[Data about app and page elements]
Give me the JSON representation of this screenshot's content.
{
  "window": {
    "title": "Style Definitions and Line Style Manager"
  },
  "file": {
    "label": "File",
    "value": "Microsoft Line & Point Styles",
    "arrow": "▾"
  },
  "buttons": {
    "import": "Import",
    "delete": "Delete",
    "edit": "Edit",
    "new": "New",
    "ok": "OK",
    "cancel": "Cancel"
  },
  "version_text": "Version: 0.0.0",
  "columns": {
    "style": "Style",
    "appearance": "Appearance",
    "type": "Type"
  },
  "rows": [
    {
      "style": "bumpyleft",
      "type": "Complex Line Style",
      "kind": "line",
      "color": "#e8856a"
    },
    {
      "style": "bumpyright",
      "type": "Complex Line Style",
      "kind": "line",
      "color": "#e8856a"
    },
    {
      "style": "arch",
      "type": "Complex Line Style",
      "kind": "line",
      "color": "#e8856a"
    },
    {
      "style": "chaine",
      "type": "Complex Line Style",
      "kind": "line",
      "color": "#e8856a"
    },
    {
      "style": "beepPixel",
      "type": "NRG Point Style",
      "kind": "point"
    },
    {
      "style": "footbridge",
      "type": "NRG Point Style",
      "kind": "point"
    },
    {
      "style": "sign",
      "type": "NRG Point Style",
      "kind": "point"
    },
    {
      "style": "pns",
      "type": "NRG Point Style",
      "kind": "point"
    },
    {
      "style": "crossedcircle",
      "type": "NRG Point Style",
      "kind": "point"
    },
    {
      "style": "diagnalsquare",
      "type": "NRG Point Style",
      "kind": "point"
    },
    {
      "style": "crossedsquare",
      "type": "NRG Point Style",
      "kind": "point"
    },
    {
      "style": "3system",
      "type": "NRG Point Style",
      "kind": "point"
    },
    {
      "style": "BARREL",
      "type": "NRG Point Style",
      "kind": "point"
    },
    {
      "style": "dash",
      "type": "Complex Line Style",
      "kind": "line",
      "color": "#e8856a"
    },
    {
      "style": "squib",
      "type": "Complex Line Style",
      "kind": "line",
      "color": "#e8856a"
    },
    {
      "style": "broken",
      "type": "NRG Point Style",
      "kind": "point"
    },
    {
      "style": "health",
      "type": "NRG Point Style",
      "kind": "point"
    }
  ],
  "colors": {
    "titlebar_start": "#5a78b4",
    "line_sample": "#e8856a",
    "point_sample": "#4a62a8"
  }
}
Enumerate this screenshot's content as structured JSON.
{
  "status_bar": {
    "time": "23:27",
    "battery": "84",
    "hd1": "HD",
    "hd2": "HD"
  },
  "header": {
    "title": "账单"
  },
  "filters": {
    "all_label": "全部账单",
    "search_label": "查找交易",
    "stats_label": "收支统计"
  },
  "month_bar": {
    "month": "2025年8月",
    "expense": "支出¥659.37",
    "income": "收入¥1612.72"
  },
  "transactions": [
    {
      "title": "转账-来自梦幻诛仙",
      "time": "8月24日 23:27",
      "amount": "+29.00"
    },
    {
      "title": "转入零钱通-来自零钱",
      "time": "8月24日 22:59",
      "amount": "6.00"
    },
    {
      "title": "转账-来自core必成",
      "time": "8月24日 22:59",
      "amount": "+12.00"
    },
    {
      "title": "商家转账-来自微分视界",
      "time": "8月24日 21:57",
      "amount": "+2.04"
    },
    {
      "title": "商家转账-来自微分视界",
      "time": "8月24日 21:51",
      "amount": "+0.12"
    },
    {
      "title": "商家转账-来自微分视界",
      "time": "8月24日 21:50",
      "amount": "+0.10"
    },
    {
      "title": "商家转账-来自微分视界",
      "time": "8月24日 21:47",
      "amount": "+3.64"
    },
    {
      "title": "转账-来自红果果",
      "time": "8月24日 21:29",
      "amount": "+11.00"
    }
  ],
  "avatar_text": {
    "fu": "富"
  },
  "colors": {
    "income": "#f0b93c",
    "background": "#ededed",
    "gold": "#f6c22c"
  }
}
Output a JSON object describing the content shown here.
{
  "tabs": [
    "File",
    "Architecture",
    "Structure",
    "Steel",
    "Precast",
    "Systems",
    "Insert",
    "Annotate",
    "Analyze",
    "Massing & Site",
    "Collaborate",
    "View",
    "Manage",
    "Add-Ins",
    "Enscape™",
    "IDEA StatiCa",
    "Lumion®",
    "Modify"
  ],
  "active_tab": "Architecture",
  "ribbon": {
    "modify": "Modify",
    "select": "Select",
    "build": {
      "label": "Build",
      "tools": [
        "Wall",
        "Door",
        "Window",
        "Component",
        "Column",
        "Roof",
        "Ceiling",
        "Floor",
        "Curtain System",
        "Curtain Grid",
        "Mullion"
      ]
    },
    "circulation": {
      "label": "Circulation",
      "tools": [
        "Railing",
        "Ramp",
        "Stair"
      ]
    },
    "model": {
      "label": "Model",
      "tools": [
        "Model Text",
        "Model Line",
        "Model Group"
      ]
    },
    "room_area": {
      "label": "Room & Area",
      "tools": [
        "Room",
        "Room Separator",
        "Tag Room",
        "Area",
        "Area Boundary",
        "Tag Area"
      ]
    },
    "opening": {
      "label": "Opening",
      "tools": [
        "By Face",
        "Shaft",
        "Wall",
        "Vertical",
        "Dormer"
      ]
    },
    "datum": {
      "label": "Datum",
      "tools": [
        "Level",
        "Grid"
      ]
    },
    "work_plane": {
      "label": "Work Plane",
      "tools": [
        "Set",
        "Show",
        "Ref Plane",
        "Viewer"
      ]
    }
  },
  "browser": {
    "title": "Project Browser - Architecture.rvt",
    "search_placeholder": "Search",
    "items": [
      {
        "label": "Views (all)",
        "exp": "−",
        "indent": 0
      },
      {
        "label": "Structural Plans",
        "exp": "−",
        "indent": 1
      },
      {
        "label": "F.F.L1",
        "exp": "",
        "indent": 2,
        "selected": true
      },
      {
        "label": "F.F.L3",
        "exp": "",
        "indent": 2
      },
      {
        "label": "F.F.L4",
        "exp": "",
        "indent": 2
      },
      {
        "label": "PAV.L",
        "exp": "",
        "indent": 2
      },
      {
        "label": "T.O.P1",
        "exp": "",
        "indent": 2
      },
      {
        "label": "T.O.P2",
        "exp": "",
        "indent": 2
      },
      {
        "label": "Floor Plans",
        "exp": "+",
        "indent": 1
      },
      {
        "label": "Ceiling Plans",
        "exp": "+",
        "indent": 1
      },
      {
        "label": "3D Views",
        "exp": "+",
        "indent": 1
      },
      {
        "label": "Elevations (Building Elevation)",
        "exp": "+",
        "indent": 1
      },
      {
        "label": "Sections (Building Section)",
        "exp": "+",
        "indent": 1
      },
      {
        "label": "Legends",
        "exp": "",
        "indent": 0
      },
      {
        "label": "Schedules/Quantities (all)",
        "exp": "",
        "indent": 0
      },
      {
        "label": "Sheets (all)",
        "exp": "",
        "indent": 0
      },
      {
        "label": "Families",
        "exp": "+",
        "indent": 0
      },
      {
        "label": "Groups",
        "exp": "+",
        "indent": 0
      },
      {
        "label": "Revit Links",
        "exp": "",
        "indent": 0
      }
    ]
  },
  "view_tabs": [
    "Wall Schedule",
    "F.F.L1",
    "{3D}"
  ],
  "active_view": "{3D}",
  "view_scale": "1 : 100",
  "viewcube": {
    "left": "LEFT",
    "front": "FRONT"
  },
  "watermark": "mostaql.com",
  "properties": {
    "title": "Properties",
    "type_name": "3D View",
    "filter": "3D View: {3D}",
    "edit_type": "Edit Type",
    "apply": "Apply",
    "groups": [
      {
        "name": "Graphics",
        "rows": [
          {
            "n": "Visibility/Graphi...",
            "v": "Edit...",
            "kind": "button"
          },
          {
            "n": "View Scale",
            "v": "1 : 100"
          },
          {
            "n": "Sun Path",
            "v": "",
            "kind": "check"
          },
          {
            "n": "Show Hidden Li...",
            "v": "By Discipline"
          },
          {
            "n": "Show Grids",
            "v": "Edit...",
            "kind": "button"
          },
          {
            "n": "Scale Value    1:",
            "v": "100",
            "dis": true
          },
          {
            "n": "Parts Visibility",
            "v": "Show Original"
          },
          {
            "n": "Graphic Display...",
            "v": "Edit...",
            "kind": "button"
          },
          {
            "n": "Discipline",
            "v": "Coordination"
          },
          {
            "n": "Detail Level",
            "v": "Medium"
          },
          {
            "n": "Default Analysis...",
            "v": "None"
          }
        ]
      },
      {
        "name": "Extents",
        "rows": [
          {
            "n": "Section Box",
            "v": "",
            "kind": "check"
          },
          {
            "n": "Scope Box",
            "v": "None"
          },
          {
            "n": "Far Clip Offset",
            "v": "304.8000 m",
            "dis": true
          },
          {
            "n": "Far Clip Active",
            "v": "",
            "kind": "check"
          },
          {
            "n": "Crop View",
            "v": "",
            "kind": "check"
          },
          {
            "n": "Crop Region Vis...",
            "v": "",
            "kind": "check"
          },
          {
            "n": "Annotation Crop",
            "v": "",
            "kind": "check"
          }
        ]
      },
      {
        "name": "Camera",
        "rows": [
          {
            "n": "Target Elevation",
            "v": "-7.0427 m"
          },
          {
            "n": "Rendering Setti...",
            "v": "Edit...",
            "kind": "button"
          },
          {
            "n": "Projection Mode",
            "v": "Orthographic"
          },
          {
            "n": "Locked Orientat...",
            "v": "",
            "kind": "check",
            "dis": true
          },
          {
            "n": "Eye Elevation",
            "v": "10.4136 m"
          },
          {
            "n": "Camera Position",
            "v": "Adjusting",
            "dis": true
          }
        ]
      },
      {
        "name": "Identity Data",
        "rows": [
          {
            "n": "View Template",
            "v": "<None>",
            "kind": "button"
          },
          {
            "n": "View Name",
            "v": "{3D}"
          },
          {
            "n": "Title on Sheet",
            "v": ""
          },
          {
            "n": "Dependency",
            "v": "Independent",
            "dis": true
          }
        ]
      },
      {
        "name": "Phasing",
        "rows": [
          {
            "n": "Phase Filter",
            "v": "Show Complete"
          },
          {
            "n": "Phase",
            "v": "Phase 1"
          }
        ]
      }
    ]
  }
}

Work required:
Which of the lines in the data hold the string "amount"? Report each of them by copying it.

Task solution:
      "amount": "+29.00"
      "amount": "6.00"
      "amount": "+12.00"
      "amount": "+2.04"
      "amount": "+0.12"
      "amount": "+0.10"
      "amount": "+3.64"
      "amount": "+11.00"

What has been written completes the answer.